The auto boom over the past few years has been funded by  all-time record low interest rates and loose underwriting, with long loan terms and high loan-to-value ratios, often over 120%. They made everything possible. But they also infused the $1.1 trillion in auto loans with some very big risks.

9. Loans are being sold by unqualified and highly incentivised car salesmen

Car sales people don’t get paid much money, unless they sell a lot of cars. But dealer margins have been eroded so much that car salespeople now earn most of their pay from the sale of finance not cars. The days when being a cash buyer had salesmen bending over backwards for your custom are long gone. Selling cars is nothing like selling finance, but when your pay check depends primarily on how many car loans you sell, it’s easy to guess what happens. In the UK, car salespeople selling finance have to be registered and take a test to ‘ensure’ they know what they are talking about. But the reality is that these tests are taken online and so easily cheated that such qualifications and checks, mean almost nothing.

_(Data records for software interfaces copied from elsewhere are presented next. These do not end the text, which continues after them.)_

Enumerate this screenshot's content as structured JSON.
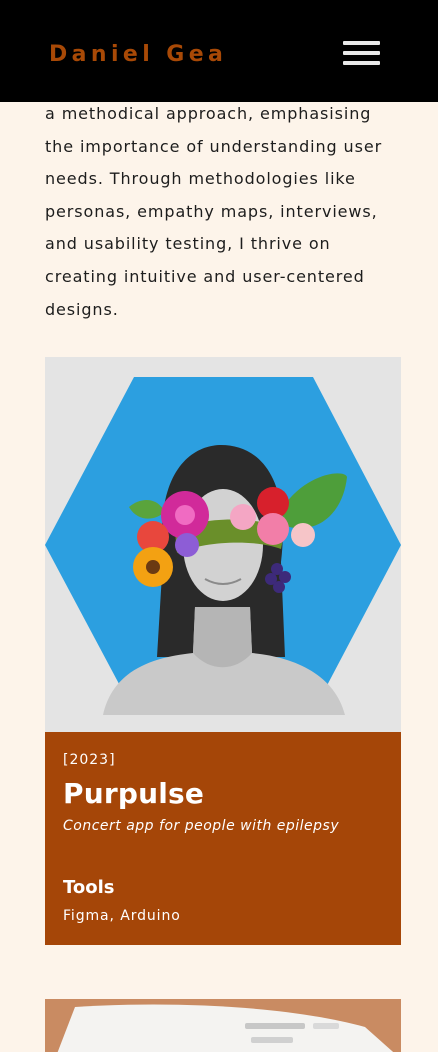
{
  "header": {
    "brand": "Daniel Gea",
    "menu_icon": "hamburger-menu-icon"
  },
  "intro": {
    "text": "a methodical approach, emphasising the importance of understanding user needs. Through methodologies like personas, empathy maps, interviews, and usability testing, I thrive on creating intuitive and user-centered designs."
  },
  "projects": [
    {
      "year": "[2023]",
      "title": "Purpulse",
      "subtitle": "Concert app for people with epilepsy",
      "tools_heading": "Tools",
      "tools": "Figma, Arduino",
      "image": "woman-with-flowers-over-eyes-on-blue-hexagon"
    }
  ],
  "colors": {
    "background": "#fdf4ea",
    "header": "#000000",
    "brand": "#a84906",
    "card": "#a54608",
    "hexagon": "#2c9fe0"
  }
}
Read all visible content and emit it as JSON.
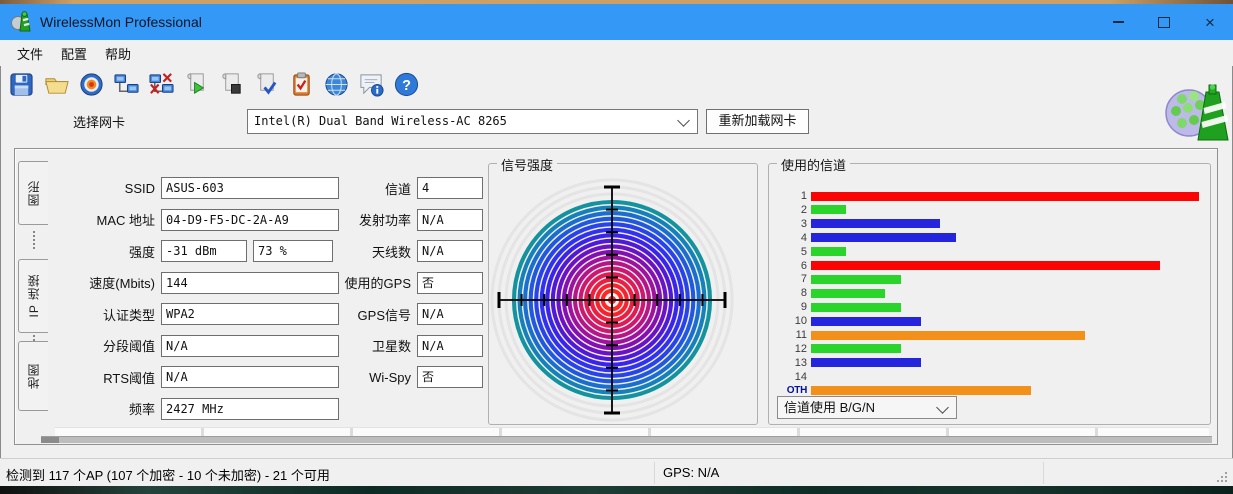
{
  "window": {
    "title": "WirelessMon Professional"
  },
  "menu": {
    "items": [
      "文件",
      "配置",
      "帮助"
    ]
  },
  "toolbar": {
    "icons": [
      "save-icon",
      "open-folder-icon",
      "target-icon",
      "network-connect-icon",
      "network-disconnect-icon",
      "script-run-icon",
      "script-stop-icon",
      "script-check-icon",
      "report-check-icon",
      "web-globe-icon",
      "feedback-info-icon",
      "help-icon"
    ]
  },
  "adapter": {
    "label": "选择网卡",
    "selected": "Intel(R) Dual Band Wireless-AC 8265",
    "reload_button": "重新加载网卡"
  },
  "sidebar": {
    "tabs": [
      {
        "label": "图形"
      },
      {
        "label": "IP 连接"
      },
      {
        "label": "地图"
      }
    ]
  },
  "summary": {
    "left_fields": [
      {
        "label": "SSID",
        "values": [
          "ASUS-603"
        ]
      },
      {
        "label": "MAC 地址",
        "values": [
          "04-D9-F5-DC-2A-A9"
        ]
      },
      {
        "label": "强度",
        "values": [
          "-31 dBm",
          "73 %"
        ]
      },
      {
        "label": "速度(Mbits)",
        "values": [
          "144"
        ]
      },
      {
        "label": "认证类型",
        "values": [
          "WPA2"
        ]
      },
      {
        "label": "分段阈值",
        "values": [
          "N/A"
        ]
      },
      {
        "label": "RTS阈值",
        "values": [
          "N/A"
        ]
      },
      {
        "label": "频率",
        "values": [
          "2427 MHz"
        ]
      }
    ],
    "right_fields": [
      {
        "label": "信道",
        "values": [
          "4"
        ]
      },
      {
        "label": "发射功率",
        "values": [
          "N/A"
        ]
      },
      {
        "label": "天线数",
        "values": [
          "N/A"
        ]
      },
      {
        "label": "使用的GPS",
        "values": [
          "否"
        ]
      },
      {
        "label": "GPS信号",
        "values": [
          "N/A"
        ]
      },
      {
        "label": "卫星数",
        "values": [
          "N/A"
        ]
      },
      {
        "label": "Wi-Spy",
        "values": [
          "否"
        ]
      }
    ]
  },
  "channel_selector": {
    "value": "信道使用 B/G/N"
  },
  "status_bar": {
    "detect_text": "检测到 117 个AP (107 个加密 - 10 个未加密) - 21 个可用",
    "gps_text": "GPS: N/A"
  },
  "chart_data": [
    {
      "type": "radial-gauge",
      "title": "信号强度",
      "represents": "current signal strength bullseye (stronger = more rings filled toward red center)",
      "value_dbm": "-31 dBm",
      "value_percent": "73 %",
      "outer_faint_ring_color": "#e4e4e4",
      "ring_colors_outer_to_inner": [
        "#14929e",
        "#1581b8",
        "#1a6ecd",
        "#2059de",
        "#2844e8",
        "#3032ee",
        "#3b24e9",
        "#5019d6",
        "#6a12c4",
        "#8410b2",
        "#9e129e",
        "#b61587",
        "#cc1870",
        "#de1b57",
        "#ec1e41",
        "#f7222f",
        "#ff2722"
      ],
      "center_color": "#ff2020",
      "crosshair_color": "#000000"
    },
    {
      "type": "bar",
      "orientation": "horizontal",
      "title": "使用的信道",
      "categories": [
        "1",
        "2",
        "3",
        "4",
        "5",
        "6",
        "7",
        "8",
        "9",
        "10",
        "11",
        "12",
        "13",
        "14",
        "OTH"
      ],
      "values": [
        99,
        9,
        33,
        37,
        9,
        89,
        23,
        19,
        23,
        28,
        70,
        23,
        28,
        0,
        56
      ],
      "value_unit": "relative channel usage, percent of plot width",
      "bar_colors": [
        "#fb0404",
        "#2ad42a",
        "#2525dd",
        "#2525dd",
        "#2ad42a",
        "#fb0404",
        "#2ad42a",
        "#2ad42a",
        "#2ad42a",
        "#2525dd",
        "#f39019",
        "#2ad42a",
        "#2525dd",
        "",
        "#f39019"
      ],
      "xlim": [
        0,
        100
      ],
      "grid": false,
      "legend": null
    }
  ],
  "colors": {
    "titlebar": "#3498f7",
    "chrome_bg": "#f0f0f0",
    "accent_red": "#fb0404",
    "accent_green": "#2ad42a",
    "accent_blue": "#2525dd",
    "accent_orange": "#f39019"
  }
}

10. Regulators are doing too little, too late, too slowly

The announcement recently by the FSA in the UK that they were going to investigate the PCP market made headlines, but will soon be forgotten by the mainstream media until the findings are released (some time next year). Meanwhile the party will continue at car dealerships the length and breadth of the US and the UK until the whole thing ends with a whimper or a bang ( I confess I’m currently unsure which).

Meanwhile the defaults on these loans are growing and the bubble is getting ever more unsustainable with subprime auto loans now being about three times more than they were just five years ago:

And finally - there is some good news for consumers coming I think

So for car dealers and consumers too, these are quite probably the last days of the party. But there is a hidden bonus for car buyers coming I think. As this all plays out and we see some bankruptcies amongst lenders, a tightening of underwriting, reduced PCP availability and falling used car values, we will see some real bargains on dealer forecourts. Buying a newish car and paying for it with cash or a more conventional loan will be more affordable than ever. Just not crazy cheap, thankfully.That or 2008 all over again.